Deception That Led To Blessing


Candlelighting, Readings:
Shabbat candles: 5:35 p.m.
Torah: Gen. 25:19-28:9
Haftarah: I Samuel 20:18-42
Havdalah: 6:34 p.m.

Editor’s Note: The Jewish Week is thrilled to bring our weekly Torah commentary together with artist Archie Rand’s “Chapter Paintings:” One accompanies, illustrates and illuminates every Torah portion. The art will be available first on the Jewish Week’s homepage slide carousel, and then on our Arts page carousel… that is, until the next week, when the next portion, painting and dvar Torah take their turn. Read more about the artist and his work here.

Go out to the flock and bring me two choice young goats, so I can prepare tasty food for your father, just the way he likes it. Then take it to your father to eat, so that he may give you his blessing before he dies” [Genesis 27: 9-­10].

One of the most difficult stories in the Torah is Rebecca’s deception in persuading her son Jacob to masquerade as Esau and receive the blessings. How can we justify a matriarch of Israel deceiving her husband in such an underhanded manner?

In order for us to understand what lay behind her actions, we must return to last week’s Torah portion, to Abraham’s initial appointment of Eliezer to find the proper wife (which turned out to be Rebecca) for Isaac. Abraham told Eliezer: “I bind you by an oath to God… that you will not take a wife for my son from the daughters of the Canaanites” [Gen. 24:3].

The major task of each generation of our Founding Parents is to provide a next generation suitable to carry on our narrative. Abraham understands that it may be the wisdom of the mother that will recognize the most worthy spouse for the child and continuity. After all, had it not been for Sarah, Abraham might have handed the baton to his first-born Ishmael.

It is likewise important to remember that Abraham, the first Jew, had two very special characteristics. First, he was a man of great spiritual magnitude, a seeker after and a discoverer of God and a practitioner of compassionate righteousness and moral justice. Second, he was a warrior, equipped with farsighted strategic ability as well as physical prowess and courage. Does he not best the armies of the Four Kings? Abraham united spirit of the soul with the strength of hand.

When Abraham is charging Eliezer with what to look for in the next matriarch, he adjures him [Gen. 24:3]by “God, the Lord of the Heavens and the Lord of the Earth.” Why would it not have been sufficient to have mentioned the God of Israel (J­H­V­H)?

Abraham is hinting that the potential matriarch must understand the essence of the Jewish narrative, to enable the God of love, morality and peace to dwell within a world committed to love, morality and peace.

Isaac believed that his heir had to be active and aggressive, an individual who would not fear the use of power in order to defeat evil and terrorism.
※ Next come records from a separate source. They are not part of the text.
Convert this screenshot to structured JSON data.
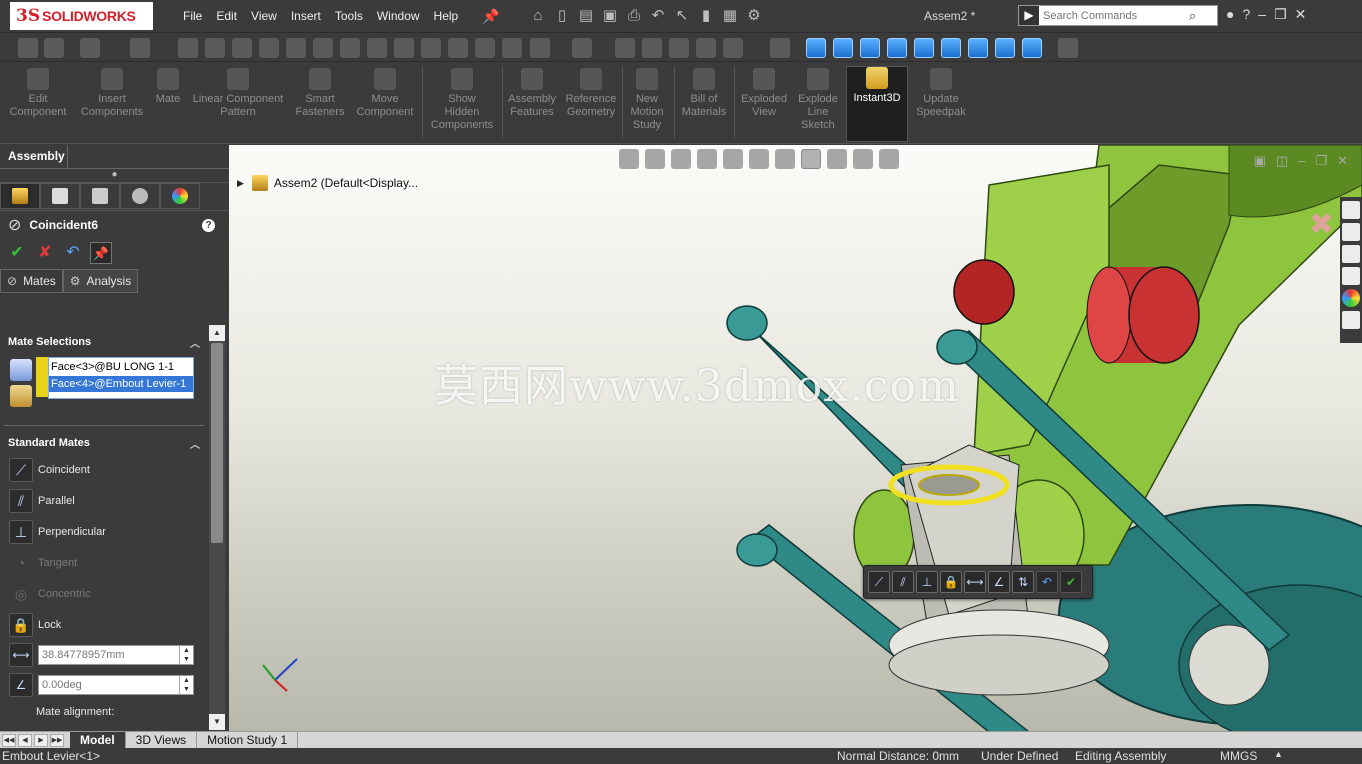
{
  "app": {
    "logo_ds": "3S",
    "logo_text": "SOLIDWORKS",
    "doc_title": "Assem2 *"
  },
  "menu": [
    "File",
    "Edit",
    "View",
    "Insert",
    "Tools",
    "Window",
    "Help"
  ],
  "search": {
    "placeholder": "Search Commands"
  },
  "command_manager": [
    {
      "label": "Edit\nComponent",
      "enabled": false
    },
    {
      "label": "Insert\nComponents",
      "enabled": false
    },
    {
      "label": "Mate",
      "enabled": false
    },
    {
      "label": "Linear Component\nPattern",
      "enabled": false
    },
    {
      "label": "Smart\nFasteners",
      "enabled": false
    },
    {
      "label": "Move\nComponent",
      "enabled": false
    },
    {
      "label": "Show\nHidden\nComponents",
      "enabled": false
    },
    {
      "label": "Assembly\nFeatures",
      "enabled": false
    },
    {
      "label": "Reference\nGeometry",
      "enabled": false
    },
    {
      "label": "New\nMotion\nStudy",
      "enabled": false
    },
    {
      "label": "Bill of\nMaterials",
      "enabled": false
    },
    {
      "label": "Exploded\nView",
      "enabled": false
    },
    {
      "label": "Explode\nLine\nSketch",
      "enabled": false
    },
    {
      "label": "Instant3D",
      "enabled": true,
      "active": true
    },
    {
      "label": "Update\nSpeedpak",
      "enabled": false
    }
  ],
  "left_panel": {
    "tab": "Assembly",
    "dots": "●",
    "pm_title": "Coincident6",
    "help": "?",
    "subtabs": {
      "mates": "Mates",
      "analysis": "Analysis"
    },
    "mate_selections": {
      "title": "Mate Selections",
      "items": [
        "Face<3>@BU LONG 1-1",
        "Face<4>@Embout Levier-1"
      ]
    },
    "standard_mates": {
      "title": "Standard Mates",
      "items": [
        {
          "label": "Coincident",
          "enabled": true
        },
        {
          "label": "Parallel",
          "enabled": true
        },
        {
          "label": "Perpendicular",
          "enabled": true
        },
        {
          "label": "Tangent",
          "enabled": false
        },
        {
          "label": "Concentric",
          "enabled": false
        },
        {
          "label": "Lock",
          "enabled": true
        }
      ],
      "distance_value": "38.84778957mm",
      "angle_value": "0.00deg",
      "mate_alignment": "Mate alignment:"
    }
  },
  "viewport": {
    "tree_item": "Assem2  (Default<Display...",
    "watermark": "莫西网www.3dmox.com"
  },
  "bottom_tabs": [
    "Model",
    "3D Views",
    "Motion Study 1"
  ],
  "status": {
    "selected": "Embout Levier<1>",
    "normal_distance": "Normal Distance: 0mm",
    "state": "Under Defined",
    "mode": "Editing Assembly",
    "units": "MMGS"
  },
  "colors": {
    "accent_selection": "#3577d6",
    "part_green": "#8fc43e",
    "part_teal": "#2a7c7a",
    "part_red": "#c83232",
    "highlight_yellow": "#e8d21a"
  }
}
And he did not believe that Jacob, the wholehearted and naïve dweller in the tent of learning would be able to navigate his way through the international corridors of power politics.

Rebecca, on the other hand, was certain that Jacob could rise to that challenge. She knew that in order to receive the blessings that Jacob had purchased and which Esau had forfeited by marrying Canaanite wives, Jacob had demonstrated the ability to utilize the hands and the rough exterior of Esau in order to gain necessary mastery.

She understood that Esau would soon return with the meat ready to receive the blessings — then the ruse would be over. But by then Isaac would have realized that Jacob was capable of donning the exterior of Esau.

Rebecca was successful. When Isaac realizes what has happened, he nevertheless says, “indeed he (Jacob) shall be blessed,” and so we are the children of Jacob­Israel and not the children of Esau.

The ideal which Rebecca has set before us is not a neo­Platonic division between the material and the spiritual, the earth below and the heavens above. To be sure, connecting the spiritual voice of Jacob to the physical hands of Esau can be a dangerous enterprise; often the external and aggressive wily hands of Esau can choke into silence the inner spiritual voice of the God within.

However, Rebecca’s point is well made: if compassionate righteousness and moral justice is to rule the day, it often needs the back­up of military strength and prowess.

Lord Acton has taught “power corrupts and absolute power corrupts absolutely” but powerlessness corrupts even more! In a play, “The Edge of Night,” someone who has achieved great success as a businessman and patron of the Jewish community is sitting at the family Passover seder when one of the guests accuses him of having been a kapo in Auschwitz. “Yes,” he replied, with tears filling his eyes. “I am guilty as charged, but just remember, you who dare to condemn me. There were no heroes in Auschwitz. There were those who survived and those who did not survive – and you who never knew that hell hole has no right to judge how we survived.”

Despite Auschwitz, the world has still bought the big lie which holds us guilty for the problems in the Middle East. Thank God, the great difference between 1939 and now is the fact that we have the hands and the arsenals of Esau. May we continue to use that power with restraint and ethical sensitivity, as we have heretofore.

Rabbi Shlomo Riskin is chancellor of Ohr Torah Stone and chief rabbi of Efrat.